One objective of staffing policy and research strategy has been to strengthen microbiology. With the creation of the Centre for Bacterial Cell Biology (CBCB), ICaMB has underpinned its aim to further its status as a world leading research institution. ICaMB believes that the quality of new recruits is of paramount importance. The acquisition of Errington, Gerdes and Vollmer is testament to the University’s commitment to support ICaMB’s aspirations. The appointment of Embley and Hirt has added an extra dimension to eukaryotic microbiology research, most notably the exploitation of parasitic protozoa and lateral gene transfer.
ICaMB has developed extensive expertise in cell signalling research and nurtured competencies in advanced protein characterisation, including structural biology. One facet of ICaMB’s future strategy is to marry these two strengths in order to visualise multi-protein complexes involved in cell signalling. Several commercial ventures will be supported by new investment in chemical genetics. In conjunction with the School of Natural Sciences in Newcastle, ICaMB has well advanced plans to recruit 2 synthetic chemists with experience of chemical genetics. Successful drug discovery ventures provide a powerful platform for these developments.
Our strategic priorities as stated in the 2001 RAE exercise - the establishment of structural biology, proteomics, micro-array analysis and bioinformatics within the Insitute - have all been realised. This has consolidated and expanded both our expertise and our facilities for fundamental Cell-Science.

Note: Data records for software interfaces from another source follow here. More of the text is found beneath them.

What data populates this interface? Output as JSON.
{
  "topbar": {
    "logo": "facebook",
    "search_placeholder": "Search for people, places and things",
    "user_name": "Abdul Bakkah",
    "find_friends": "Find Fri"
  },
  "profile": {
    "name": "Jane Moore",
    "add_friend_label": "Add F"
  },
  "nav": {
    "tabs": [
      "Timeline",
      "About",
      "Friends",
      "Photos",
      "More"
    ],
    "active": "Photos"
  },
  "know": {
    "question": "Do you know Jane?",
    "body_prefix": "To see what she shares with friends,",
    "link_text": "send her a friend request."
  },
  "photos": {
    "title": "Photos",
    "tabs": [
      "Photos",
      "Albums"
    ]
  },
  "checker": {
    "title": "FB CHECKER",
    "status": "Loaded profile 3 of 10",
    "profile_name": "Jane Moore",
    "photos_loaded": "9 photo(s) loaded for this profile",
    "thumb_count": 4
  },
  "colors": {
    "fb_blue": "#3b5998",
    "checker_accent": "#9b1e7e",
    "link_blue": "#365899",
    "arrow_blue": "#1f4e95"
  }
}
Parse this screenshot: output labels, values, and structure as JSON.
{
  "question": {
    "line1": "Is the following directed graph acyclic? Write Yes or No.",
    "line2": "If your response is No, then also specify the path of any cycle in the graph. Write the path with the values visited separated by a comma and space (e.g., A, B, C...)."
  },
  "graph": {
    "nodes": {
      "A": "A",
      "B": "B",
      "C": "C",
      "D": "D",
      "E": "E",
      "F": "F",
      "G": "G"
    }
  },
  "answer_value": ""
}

Our abiding principal is to appoint the best people to sustain and create critical mass in existing and emerging areas of research emphasis within cell-science while, concomitantly, maximising technical capabilities in:
ICaMB’s Bacterial Cell Biology and Bacterial Biochemistry groups aspire to be unsurpassed in exploiting bacteria to understand fundamental cell processes. ICaMB also plans to further integrate eukaryotic cell biology and eukaryotic biochemistry by enhancing competence to visualise multi-protein complexes. Defining protein complexes is central to almost all areas of science research.